His second might be even better. After chasing a pass played into the channel, Fowler nudged Gary Neville out of the way. Steadying himself in the area, he nonchalantly lifted the ball over Schmeichel using his weaker right foot before watching it float into an empty goal.

Fowler was all about guile. His successor was the complete opposite, relying on pace and power to be at his destructive best. With God ruled out through injury, Liverpool turned to another academy player in Michael Owen. He played on the shoulder of the last man and few defenders in world football could keep up with him. The 1998 World Cup hero for England scored 15 or more league goals in all but one of his seasons with Liverpool.

Owen was an explosive one-on-one player who relied heavily on instincts to be at his best. Fowler, on the other hand, was a lot more calculated. But both offered what was required in their respective eras. Liverpool then moved with the times yet again, when they parted with a club-record fee to bring Fernando Torres to the club.

Teams had slowly moved away from two-man attacks and needed a well-rounded number nine to lead the line. Torres did that and then some. Initially paired with Dirk Kuyt or Andriy Voronin, Rafa Benitez eventually deployed Steven Gerrard behind the Spaniard and the two forged one of the most destructive partnerships in Premier League history. Torres could run in behind and drop deep. He could act as a targetman when required and he was comfortable making those decoy runs to bring others into play. He was as explosive as Owen was but there was a physical presence about him, too. For a period of time, he was the quintessential No.9.

His maiden campaign in England yielded 33 goals in all competitions and he followed that up with 39 across the next two seasons, before eventually leaving to join Chelsea for a then Premier League record £50million.

Again, the demands placed on forwards changed and Liverpool were forced to evolve. Strikers went from being judged exclusively on goals to being judged on everything else they did. An attacker defending from the front went from being a luxury to a necessity. Luis Suarez arrived from Ajax during the same window as Andy Carroll, as the Reds looked to switch up their attack after the sale of Torres.

Carroll’s stint on Merseyside was short lived but Suarez terrorised opponents in England for over three years. It wasn’t until the arrival of Brendan Rodgers that the Uruguayan delivered goals to go alongside his work rate. He scored 30 in all competitions in 2012/13 and then spearheaded Liverpool’s title challenge during 2013/14 with 31 Premier League goals in 33 appearances.
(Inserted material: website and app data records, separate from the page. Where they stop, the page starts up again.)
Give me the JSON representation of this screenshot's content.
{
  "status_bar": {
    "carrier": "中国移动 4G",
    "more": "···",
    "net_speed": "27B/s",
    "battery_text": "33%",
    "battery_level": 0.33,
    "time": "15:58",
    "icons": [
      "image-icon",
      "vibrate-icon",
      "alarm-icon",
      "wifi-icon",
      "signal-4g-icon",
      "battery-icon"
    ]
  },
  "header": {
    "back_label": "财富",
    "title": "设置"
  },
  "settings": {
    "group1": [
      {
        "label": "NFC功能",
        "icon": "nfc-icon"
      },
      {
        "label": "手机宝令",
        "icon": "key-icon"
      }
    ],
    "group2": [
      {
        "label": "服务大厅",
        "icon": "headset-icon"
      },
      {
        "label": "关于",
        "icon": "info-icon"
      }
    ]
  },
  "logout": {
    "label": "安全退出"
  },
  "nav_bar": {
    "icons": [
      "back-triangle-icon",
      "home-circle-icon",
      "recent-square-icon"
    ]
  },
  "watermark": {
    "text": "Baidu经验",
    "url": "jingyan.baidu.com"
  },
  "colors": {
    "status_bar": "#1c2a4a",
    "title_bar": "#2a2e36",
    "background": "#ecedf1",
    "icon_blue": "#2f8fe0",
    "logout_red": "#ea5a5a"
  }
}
Furthermore, you could put together a Goal of the Season competition using his efforts alone. They ranged from the ridiculous – that 18-yard header vs West Bromwich Albion – to the sublime. How he controlled that long ball against Newcastle United defied logic, and to show he wasn’t a cheat code he added a few tap-ins too.

Liverpool didn’t immediately replace Suarez. It was an impossible task and probably remains so to this day. His skillset was and still is unique. So the Reds reassessed their approach and realised multiple goal threats are better than one. To the surprise of many, they added Chelsea reject Mohamed Salah to a frontline already containing Sadio Mane and Roberto Firmino in their quest to bring their title drought to an end.

In his first season with the club, the ‘Eygptian King’ shattered the Premier League record for most goals scored (32) in a single campaign. The system was built around getting the wide forwards into dangerous areas with great frequency and Firmino’s selflessness was key to that. Salah brought Lionel Messi-esque numbers to the top flight of English football and a second Golden Boot followed. What he’s doing in the Premier League is quite remarkable. The sheer volume of his contributions makes him one of the most dangerous attackers to ever play in England. In his three full seasons with the club, Salah has averaged 25 league goals and there’s no sign of that stopping anytime soon. During that time, the Reds have lifted the European Cup and the Premier League.

From Gods to Kings and everything else in between, Liverpool have had some of the greatest goalscorers in Premier League history.